- Blockchain.info – this is a hybrid web wallet that syncs to the rest of their service (which we will look at in some detail below), and is built on the open source Bitcoin Wallet code. An iOS app is also available, but does not have full Bitcoin wallet functionality
- Coinbase – provides an app for their traditional pure web wallet. As with all such web wallets, you should never use it to store large amounts of money.
The reason that iOS support is so limited is because Apple has refused to permit Bitcoin wallet functionality in its Store.
Although nominally a ‘web wallet’, Blockchain.info differs from more traditional web wallets in that it stores an encrypted version of your wallet online, but the encryption and decryption is performed locally (in your browser, app or client). This means that you benefit from the convenience of a web wallet, while still maintaining full control (unlike more traditional web wallets).
Because Blockchain.info is a third party company there is a small compromise in security, but as all wallets are protected by 256-bit AES encryption and can be backed up locally (making it very difficult for your money to be stolen or lost), and because Blockchain.info is a very large and well established company (and therefore presumably reliable), we have chosen it as our wallet of choice for the purposes of this tutorial, and will look at it in some detail.
Blockchain.info provides optional ‘two factor authentication’, requiring one password to log in to your wallet, and another before any payment can be made out of it. It also allows you back up your wallet locally for extra security.
Setting up a Blockchain.info ‘My Wallet’
Setting up a wallet is very easy:
1. Go to https://blockchain.info/wallet and click on ‘Create My Free Wallet’ or ‘Start a New Wallet’
2. Simply choose a password. Having the link emailed to you is very handy, but could theoretically be used to link the account to you, so is best avoided if you wish to remain anonymous (unless you use a secure disposable email address). The password must be at least 10 letters and/or digits long.
3. Blockchain.info provides a backup solution in case you forget your password, which can be used to help recover your wallet. It consists of a string of random and nonsense words.
And we now have a Bitcoin wallet. We told you it was easy! We currently have nothing in it, which is what we aim to change in Part 3 of this tutorial!
Remember that for maximum anonymity you should create a new wallet for each transaction you make (or at the very least have separate wallets for regular payments and payments you want to keep anonymous).
The Android app
One of the appeals of Blockchain.info is that it has an Android App which allows you to securely access your encrypted web wallet.

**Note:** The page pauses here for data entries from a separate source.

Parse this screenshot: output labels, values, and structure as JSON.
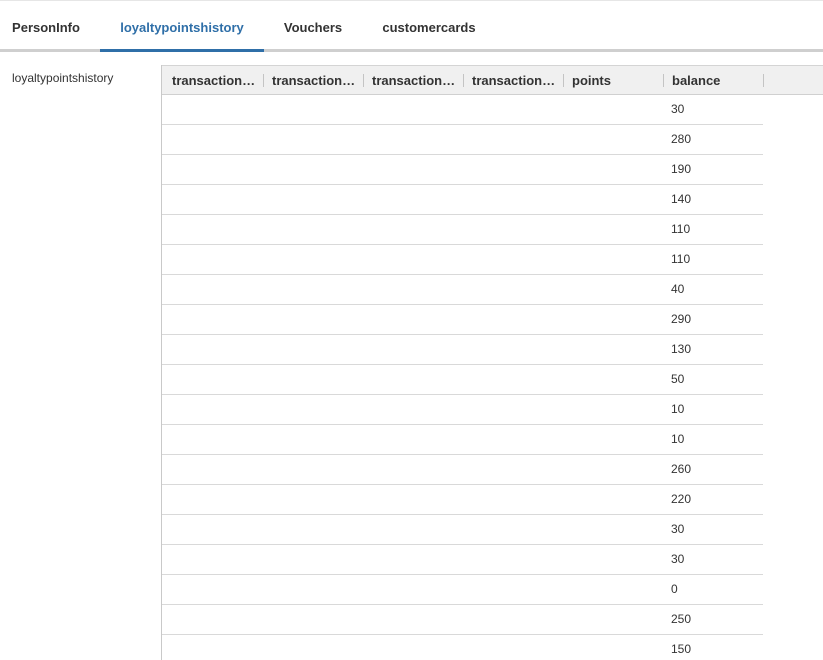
{
  "tabs": [
    {
      "label": "PersonInfo",
      "active": false
    },
    {
      "label": "loyaltypointshistory",
      "active": true
    },
    {
      "label": "Vouchers",
      "active": false
    },
    {
      "label": "customercards",
      "active": false
    }
  ],
  "section_label": "loyaltypointshistory",
  "grid": {
    "columns": [
      "transaction…",
      "transaction…",
      "transaction…",
      "transaction…",
      "points",
      "balance"
    ],
    "balances": [
      "30",
      "280",
      "190",
      "140",
      "110",
      "110",
      "40",
      "290",
      "130",
      "50",
      "10",
      "10",
      "260",
      "220",
      "30",
      "30",
      "0",
      "250",
      "150"
    ]
  },
  "colors": {
    "accent": "#2f6fa8",
    "header_bg": "#f0f0f0",
    "row_border": "#d9d9d9"
  }
}
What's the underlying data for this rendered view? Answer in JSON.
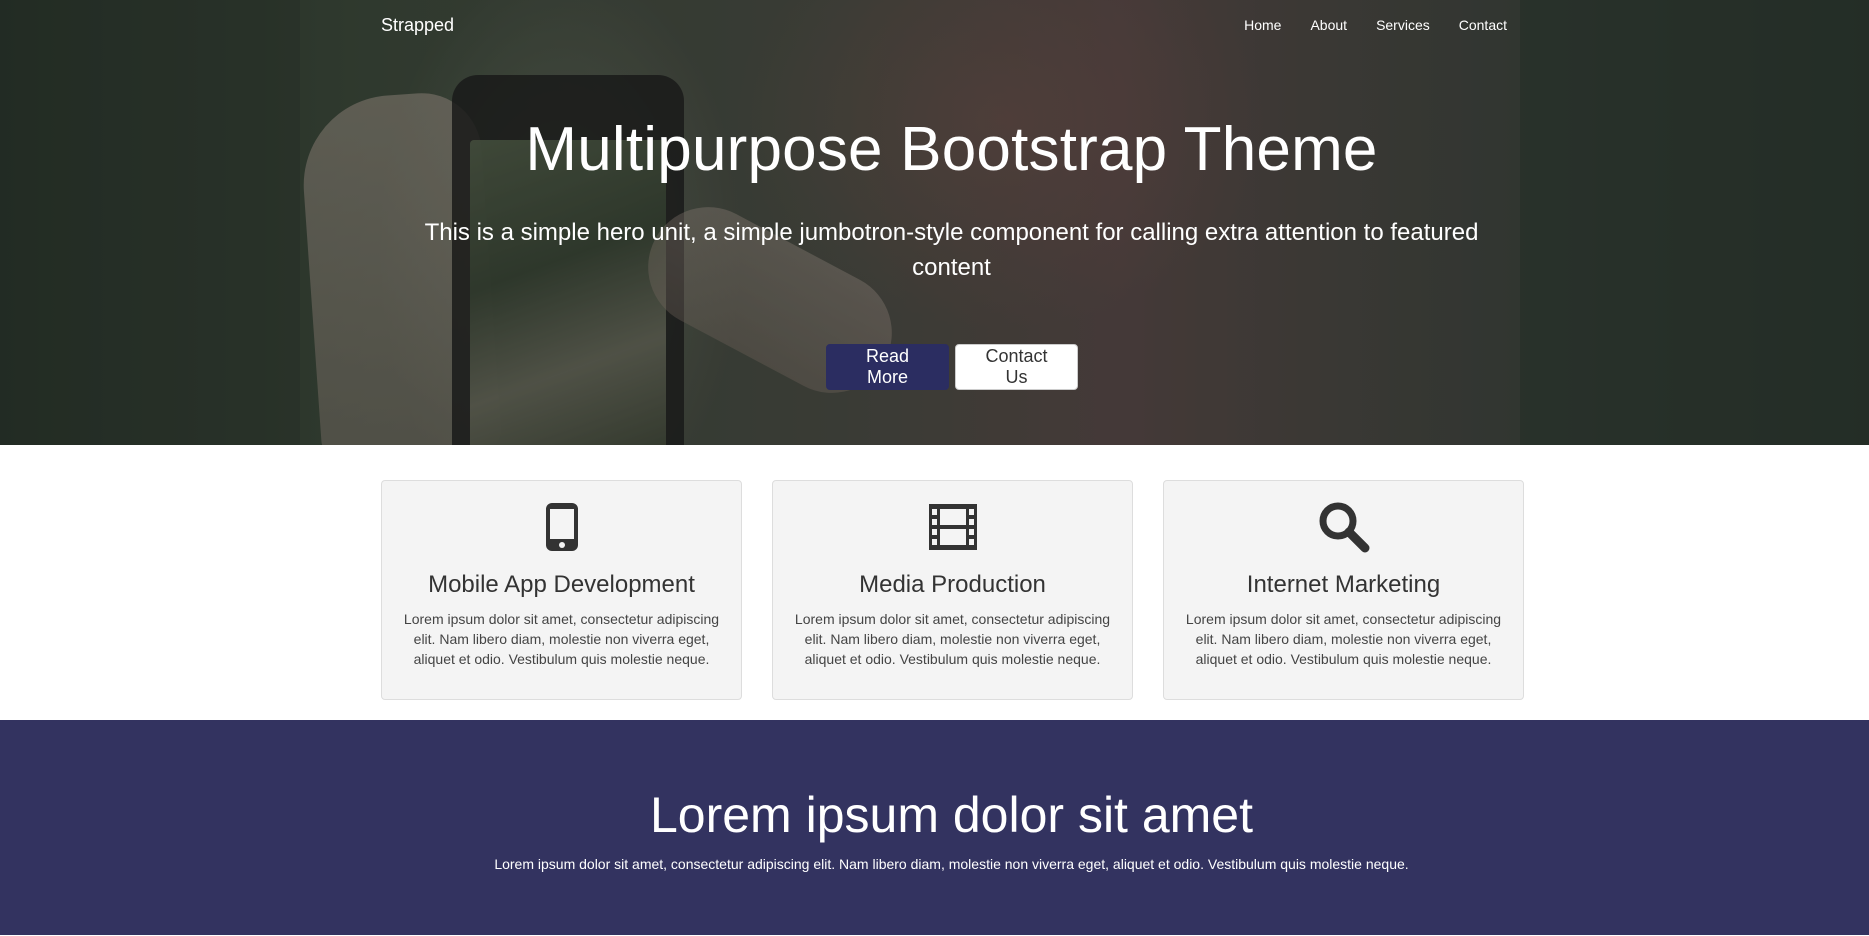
{
  "navbar": {
    "brand": "Strapped",
    "links": [
      "Home",
      "About",
      "Services",
      "Contact"
    ]
  },
  "hero": {
    "title": "Multipurpose Bootstrap Theme",
    "subtitle": "This is a simple hero unit, a simple jumbotron-style component for calling extra attention to featured content",
    "buttons": {
      "primary": "Read More",
      "secondary": "Contact Us"
    }
  },
  "features": [
    {
      "icon": "mobile-phone-icon",
      "title": "Mobile App Development",
      "text": "Lorem ipsum dolor sit amet, consectetur adipiscing elit. Nam libero diam, molestie non viverra eget, aliquet et odio. Vestibulum quis molestie neque."
    },
    {
      "icon": "film-icon",
      "title": "Media Production",
      "text": "Lorem ipsum dolor sit amet, consectetur adipiscing elit. Nam libero diam, molestie non viverra eget, aliquet et odio. Vestibulum quis molestie neque."
    },
    {
      "icon": "search-icon",
      "title": "Internet Marketing",
      "text": "Lorem ipsum dolor sit amet, consectetur adipiscing elit. Nam libero diam, molestie non viverra eget, aliquet et odio. Vestibulum quis molestie neque."
    }
  ],
  "band": {
    "title": "Lorem ipsum dolor sit amet",
    "text": "Lorem ipsum dolor sit amet, consectetur adipiscing elit. Nam libero diam, molestie non viverra eget, aliquet et odio. Vestibulum quis molestie neque."
  },
  "colors": {
    "primary": "#2b2d61",
    "band": "#333360",
    "card_bg": "#f4f4f4"
  }
}
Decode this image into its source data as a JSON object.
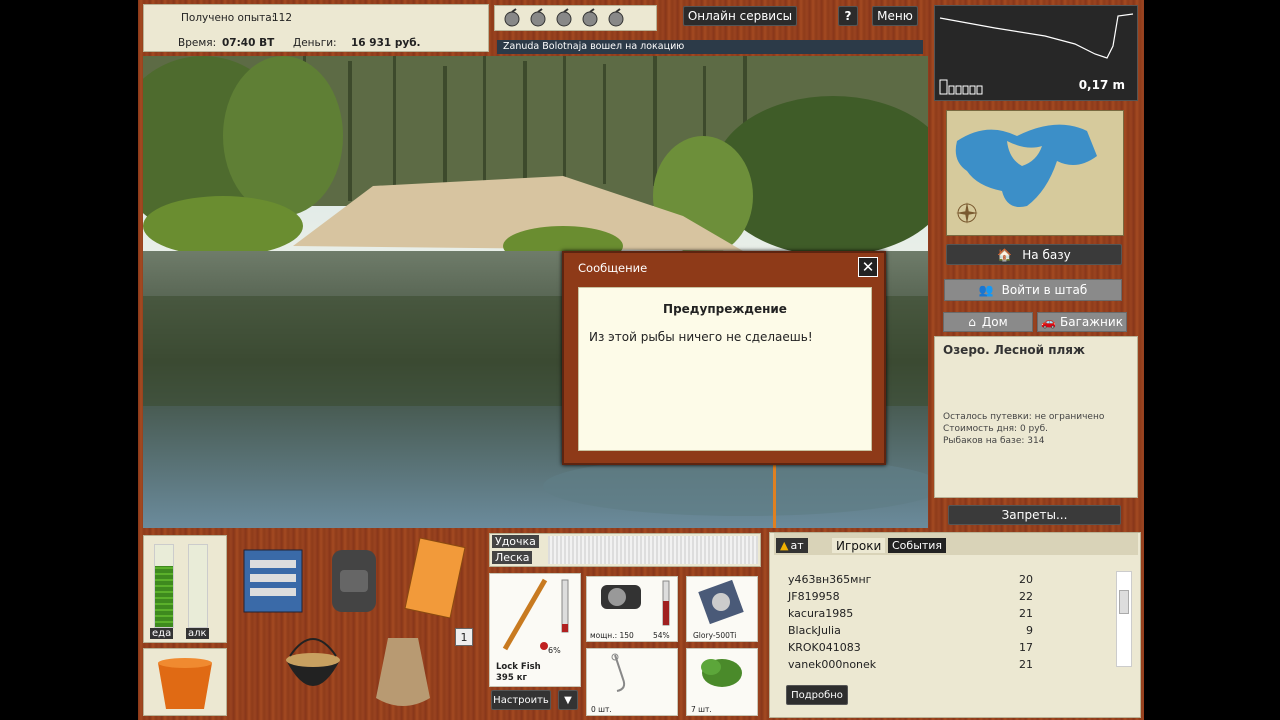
{
  "top": {
    "exp_label": "Получено опыта:",
    "exp_value": "112",
    "time_label": "Время:",
    "time_value": "07:40 ВТ",
    "money_label": "Деньги:",
    "money_value": "16 931 руб.",
    "online_services": "Онлайн сервисы",
    "help": "?",
    "menu": "Меню",
    "notice": "Zanuda Bolotnaja вошел на локацию"
  },
  "depth": {
    "value": "0,17 m"
  },
  "right": {
    "to_base": "На базу",
    "enter_hq": "Войти в штаб",
    "home": "Дом",
    "trunk": "Багажник",
    "location_title": "Озеро. Лесной пляж",
    "permit_left": "Осталось путевки: не ограничено",
    "day_cost": "Стоимость дня: 0 руб.",
    "fishers": "Рыбаков на базе: 314",
    "bans": "Запреты..."
  },
  "dialog": {
    "title": "Сообщение",
    "close": "✕",
    "heading": "Предупреждение",
    "text": "Из этой рыбы ничего не сделаешь!"
  },
  "bottom": {
    "food_label": "еда",
    "alc_label": "алк",
    "food_level": 0.75,
    "alc_level": 0.0,
    "slot_num": "1",
    "rod_label": "Удочка",
    "line_label": "Леска",
    "rod_name": "Lock Fish",
    "rod_weight": "395 кг",
    "rod_percent": "6%",
    "reel_power": "мощн.: 150",
    "reel_percent": "54%",
    "line_name": "Glory-500Ti",
    "hooks_count": "0 шт.",
    "bait_count": "7 шт.",
    "configure": "Настроить",
    "dropdown": "▼"
  },
  "chat": {
    "tab_chat": "ат",
    "tab_players": "Игроки",
    "tab_events": "События",
    "players": [
      {
        "name": "у463вн365мнг",
        "level": "20"
      },
      {
        "name": "JF819958",
        "level": "22"
      },
      {
        "name": "kacura1985",
        "level": "21"
      },
      {
        "name": "BlackJulia",
        "level": "9"
      },
      {
        "name": "KROK041083",
        "level": "17"
      },
      {
        "name": "vanek000nonek",
        "level": "21"
      }
    ],
    "details": "Подробно"
  },
  "colors": {
    "wood": "#9a4320",
    "panel": "#ece8d2",
    "water": "#2d3f45"
  }
}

Other web wallets include:
More traditional web wallets are inherently less secure, because you have to trust the provider with your money, and any disruption to the servers could result in the loss of your wallet (and therefore all the money it contains!) However, they are quick and easy to set up, and are therefore ideal for moving small amounts of money around to create more steps between you and any payments you make.
- BIPS (Bitcoin Internet Payment System) – allows you to buy and sell Bitcoins easily from many counties using its eWallet, and includes many merchant features
- Coinbase – a web wallet that integrates well with US bank accounts, and also has lots of merchant features. It also has an Android app.
Now that we have chosen our Bitcoin Wallet, it’s time to buy some Bitcoins! Tune in to Part 3 for our step by step guide on how we did this.
Check out the rest of this Guide:
Part 1: An introduction
Part 3: Buying Bitcoins
Part 4: Mixing your Bitcoins
Part 5: Paying for VPN with Bitcoins